Alternate name: Sleepingplant, Sensitive-plant
Family: Fabaceae, Pea view all from this family
Description Partridge-pea is a slender-stemmed annual whose small, yellow-green leaflets fold together when touched. Large, showy, yellow flowers are marked with red at their throat.
Habit: native annual herb; stems erect or ascending, branching
freely from base; may form large colonies.
Height: to 3 ft (90 cm).
Leaf: alternate, pinnately compound, 1-3.5 in (2.5-9 cm) long; leaflets linear to oblong, to 1 in (25 mm) long and 0.125 in (3 mm) wide, in 5-18 pairs.
Flower: yellow, stalked, 1-1.5 in (2.5-4 cm) wide; with 5 nearly equal petals, 10 unequal stamens; in leafy cluster, 1-6 in (2.5-15 cm) long, from leaf axil.
Fruit: flat linear pod, 1-3 in (2.5-7.5 cm) long, to 0.25 in (6 mm) wide.
Flower June to October.
Flower June - October (in south); July - August (in north).
Habitat Open, dry, sandy sites: prairies, bluffs, river banks, bottom lands, flatwoods, forest edges, old fields, pastures, ditches, roadsides, disturbed sites; also grown as an ornamental or for honey production.
Range Native to eastern and central U.S., from New York and Massachusetts, south to Florida, west to New Mexico, northeast to South Dakota and Minnesota.
Discussion Also called sleeping plant, sensitive plant, showy partridge pea, prairie partridge pea, large-flowered sensitive-pea, sensitive plant, partridge pea senna, prairie senna, dwarf cassia, golden cassia, locust weed. Two varieties are proposed. One variety is endangered in Maryland. Considered weedy or invasive in some areas.

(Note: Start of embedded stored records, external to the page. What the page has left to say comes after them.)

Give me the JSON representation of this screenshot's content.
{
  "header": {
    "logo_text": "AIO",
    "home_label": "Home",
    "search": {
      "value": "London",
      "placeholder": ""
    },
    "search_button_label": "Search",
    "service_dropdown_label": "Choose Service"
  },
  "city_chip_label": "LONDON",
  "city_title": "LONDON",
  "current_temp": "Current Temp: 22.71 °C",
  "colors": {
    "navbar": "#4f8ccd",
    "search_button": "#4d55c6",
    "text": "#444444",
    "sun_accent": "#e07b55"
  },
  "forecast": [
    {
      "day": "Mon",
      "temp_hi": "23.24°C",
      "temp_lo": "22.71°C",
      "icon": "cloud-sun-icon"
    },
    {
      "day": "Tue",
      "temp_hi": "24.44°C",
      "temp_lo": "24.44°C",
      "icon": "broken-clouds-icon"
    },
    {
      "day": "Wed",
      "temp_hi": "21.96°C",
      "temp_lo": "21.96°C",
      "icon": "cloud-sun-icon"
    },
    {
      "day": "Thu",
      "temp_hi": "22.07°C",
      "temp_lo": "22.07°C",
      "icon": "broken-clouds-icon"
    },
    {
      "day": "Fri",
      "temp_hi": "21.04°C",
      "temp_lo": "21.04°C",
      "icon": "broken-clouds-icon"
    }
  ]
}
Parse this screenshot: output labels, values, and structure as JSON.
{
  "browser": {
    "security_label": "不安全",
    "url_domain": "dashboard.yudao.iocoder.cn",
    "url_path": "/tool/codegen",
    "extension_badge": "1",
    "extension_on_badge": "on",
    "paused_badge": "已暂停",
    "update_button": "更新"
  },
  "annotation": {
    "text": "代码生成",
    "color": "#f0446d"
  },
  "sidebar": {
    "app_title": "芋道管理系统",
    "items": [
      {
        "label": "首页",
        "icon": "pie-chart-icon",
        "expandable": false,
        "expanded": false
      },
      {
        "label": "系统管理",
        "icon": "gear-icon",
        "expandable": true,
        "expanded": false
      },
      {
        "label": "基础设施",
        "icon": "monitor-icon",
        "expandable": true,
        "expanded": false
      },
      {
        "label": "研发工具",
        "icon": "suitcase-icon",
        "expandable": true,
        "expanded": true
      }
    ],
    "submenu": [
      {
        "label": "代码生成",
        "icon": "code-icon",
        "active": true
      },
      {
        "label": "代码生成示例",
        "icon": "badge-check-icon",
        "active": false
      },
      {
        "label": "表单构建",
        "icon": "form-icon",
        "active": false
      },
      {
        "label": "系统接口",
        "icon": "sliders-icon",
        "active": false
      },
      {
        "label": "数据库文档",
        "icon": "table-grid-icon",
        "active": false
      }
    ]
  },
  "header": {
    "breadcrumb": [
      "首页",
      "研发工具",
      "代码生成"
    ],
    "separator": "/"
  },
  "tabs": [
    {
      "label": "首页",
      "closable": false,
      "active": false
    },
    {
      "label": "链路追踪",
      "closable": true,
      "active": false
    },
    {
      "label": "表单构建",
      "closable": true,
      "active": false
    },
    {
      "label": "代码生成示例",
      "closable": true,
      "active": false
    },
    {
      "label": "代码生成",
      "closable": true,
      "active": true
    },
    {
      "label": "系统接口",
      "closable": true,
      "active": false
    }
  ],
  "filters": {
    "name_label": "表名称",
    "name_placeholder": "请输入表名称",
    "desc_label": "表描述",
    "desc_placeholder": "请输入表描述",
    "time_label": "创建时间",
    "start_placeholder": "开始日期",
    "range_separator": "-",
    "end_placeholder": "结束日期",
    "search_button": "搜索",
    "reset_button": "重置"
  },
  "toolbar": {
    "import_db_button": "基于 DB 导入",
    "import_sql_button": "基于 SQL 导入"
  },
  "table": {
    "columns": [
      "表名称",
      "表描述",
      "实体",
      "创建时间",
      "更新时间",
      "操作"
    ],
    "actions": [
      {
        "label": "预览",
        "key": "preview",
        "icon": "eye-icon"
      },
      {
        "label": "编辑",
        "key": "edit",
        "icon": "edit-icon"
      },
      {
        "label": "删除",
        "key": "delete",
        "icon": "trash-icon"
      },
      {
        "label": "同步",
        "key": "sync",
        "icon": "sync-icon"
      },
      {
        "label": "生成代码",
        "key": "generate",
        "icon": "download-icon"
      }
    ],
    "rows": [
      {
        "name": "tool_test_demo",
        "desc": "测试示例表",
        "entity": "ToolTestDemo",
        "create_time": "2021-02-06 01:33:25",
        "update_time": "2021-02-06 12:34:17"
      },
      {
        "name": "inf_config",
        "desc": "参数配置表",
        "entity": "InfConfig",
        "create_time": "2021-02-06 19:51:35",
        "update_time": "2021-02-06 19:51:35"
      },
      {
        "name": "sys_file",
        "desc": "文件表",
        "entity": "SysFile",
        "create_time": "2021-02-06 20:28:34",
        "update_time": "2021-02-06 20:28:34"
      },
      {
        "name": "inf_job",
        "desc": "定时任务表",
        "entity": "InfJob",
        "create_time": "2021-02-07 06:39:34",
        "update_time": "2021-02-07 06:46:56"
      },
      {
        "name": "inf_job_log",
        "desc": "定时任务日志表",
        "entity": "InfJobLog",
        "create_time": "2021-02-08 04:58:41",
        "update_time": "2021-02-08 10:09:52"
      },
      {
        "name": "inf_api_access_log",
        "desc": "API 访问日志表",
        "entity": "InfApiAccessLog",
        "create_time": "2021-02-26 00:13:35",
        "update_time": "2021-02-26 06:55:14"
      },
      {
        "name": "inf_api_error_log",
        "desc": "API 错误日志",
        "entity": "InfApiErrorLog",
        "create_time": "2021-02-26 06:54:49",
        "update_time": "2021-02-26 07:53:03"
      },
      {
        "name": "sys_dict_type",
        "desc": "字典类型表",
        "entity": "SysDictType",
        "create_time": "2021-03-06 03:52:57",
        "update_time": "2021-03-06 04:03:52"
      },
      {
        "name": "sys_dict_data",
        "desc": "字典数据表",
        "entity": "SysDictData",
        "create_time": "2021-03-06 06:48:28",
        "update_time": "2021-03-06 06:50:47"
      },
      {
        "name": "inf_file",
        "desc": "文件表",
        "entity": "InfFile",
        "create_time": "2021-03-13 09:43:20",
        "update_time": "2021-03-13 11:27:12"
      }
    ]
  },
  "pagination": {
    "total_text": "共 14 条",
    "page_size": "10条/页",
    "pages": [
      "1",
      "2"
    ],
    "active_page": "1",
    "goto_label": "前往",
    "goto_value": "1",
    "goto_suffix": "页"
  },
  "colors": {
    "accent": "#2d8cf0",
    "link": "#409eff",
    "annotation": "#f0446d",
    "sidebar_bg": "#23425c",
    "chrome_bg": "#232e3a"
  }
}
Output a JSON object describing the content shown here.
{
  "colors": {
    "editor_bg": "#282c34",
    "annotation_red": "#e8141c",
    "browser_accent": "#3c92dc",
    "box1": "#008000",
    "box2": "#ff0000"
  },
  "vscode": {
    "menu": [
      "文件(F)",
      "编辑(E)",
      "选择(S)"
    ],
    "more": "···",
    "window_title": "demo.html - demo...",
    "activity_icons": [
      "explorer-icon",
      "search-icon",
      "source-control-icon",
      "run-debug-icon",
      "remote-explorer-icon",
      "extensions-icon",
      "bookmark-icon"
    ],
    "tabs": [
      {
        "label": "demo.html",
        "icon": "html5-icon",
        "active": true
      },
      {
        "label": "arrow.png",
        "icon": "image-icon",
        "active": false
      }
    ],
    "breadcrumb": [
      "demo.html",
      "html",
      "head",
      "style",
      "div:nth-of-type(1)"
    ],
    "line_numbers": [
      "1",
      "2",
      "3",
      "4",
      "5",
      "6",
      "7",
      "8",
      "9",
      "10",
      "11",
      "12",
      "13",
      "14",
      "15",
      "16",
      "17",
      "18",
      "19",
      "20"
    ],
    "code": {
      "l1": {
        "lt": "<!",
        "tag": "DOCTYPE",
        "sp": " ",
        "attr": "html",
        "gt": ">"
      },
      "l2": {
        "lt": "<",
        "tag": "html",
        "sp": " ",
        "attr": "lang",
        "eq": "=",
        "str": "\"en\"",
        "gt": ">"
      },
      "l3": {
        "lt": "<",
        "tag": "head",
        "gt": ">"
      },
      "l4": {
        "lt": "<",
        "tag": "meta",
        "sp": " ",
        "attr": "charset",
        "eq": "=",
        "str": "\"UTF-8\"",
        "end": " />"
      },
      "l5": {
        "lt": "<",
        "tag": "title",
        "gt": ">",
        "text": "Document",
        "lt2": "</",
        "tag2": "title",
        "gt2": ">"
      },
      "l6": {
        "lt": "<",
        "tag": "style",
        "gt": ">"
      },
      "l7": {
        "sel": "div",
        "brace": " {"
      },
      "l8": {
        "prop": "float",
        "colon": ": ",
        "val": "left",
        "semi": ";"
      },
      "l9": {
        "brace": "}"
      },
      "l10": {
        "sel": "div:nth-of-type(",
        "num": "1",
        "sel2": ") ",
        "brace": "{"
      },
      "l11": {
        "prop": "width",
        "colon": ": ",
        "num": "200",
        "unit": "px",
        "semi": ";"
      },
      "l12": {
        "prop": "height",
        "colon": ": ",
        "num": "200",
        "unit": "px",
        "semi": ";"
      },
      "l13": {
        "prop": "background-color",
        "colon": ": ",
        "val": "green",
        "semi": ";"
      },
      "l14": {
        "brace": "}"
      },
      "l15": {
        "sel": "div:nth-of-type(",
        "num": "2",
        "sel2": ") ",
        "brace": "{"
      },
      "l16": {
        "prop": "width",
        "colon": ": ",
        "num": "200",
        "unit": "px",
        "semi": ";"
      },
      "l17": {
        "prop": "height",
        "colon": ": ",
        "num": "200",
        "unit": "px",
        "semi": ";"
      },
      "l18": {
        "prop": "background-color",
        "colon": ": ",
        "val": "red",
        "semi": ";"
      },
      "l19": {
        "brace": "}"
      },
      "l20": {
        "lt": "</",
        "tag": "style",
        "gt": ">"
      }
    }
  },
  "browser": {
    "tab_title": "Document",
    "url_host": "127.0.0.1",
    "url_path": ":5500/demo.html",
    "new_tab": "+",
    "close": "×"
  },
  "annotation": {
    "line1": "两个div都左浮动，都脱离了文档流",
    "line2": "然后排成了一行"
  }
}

This wildflower provides bright summer color, and the flowers attract bees and butterflies. Seed pods are eaten by gamebirds and songbirds, and the plant provides excellent cover for gamebirds and browse for deer. Leaves collapse when touched, giving rise to the common name Sensitive-plant. Like other members of the pea family, Partridge-pea requires the presense of microorganisms that inhabit nodules on the plants root system and produce nitrogen compounds necessary for the plants survival.
Comments Leaves collapse when touched, giving rise to the common name Sensitive-plant. This wildflower provides bright summer color. Like other members of the pea family, Partridge-pea requires the presense of microorganisms which inhabit nodules on the plant's root system and produce nitrogen compounds necessary for the plant's survival. Soil/seed inoculum is available at most native plant nurseries.
Exposure Preference Sun to partial sun.
Native Distribution Massachusetts to Florida Panhandle, w. to Minnesota, e. Nebraska, Oklahoma & extreme e. Texas.
Site Preference Upland prairies; woodland edges.
Soil Preference Dry, deep, sandy, well-drained soils.
Wildlife Value Flowers attract bees and butterflies. Seed pods are eaten by gamebirds and songbirds. The plant provides excellent cover for gamebirds and browse for deer.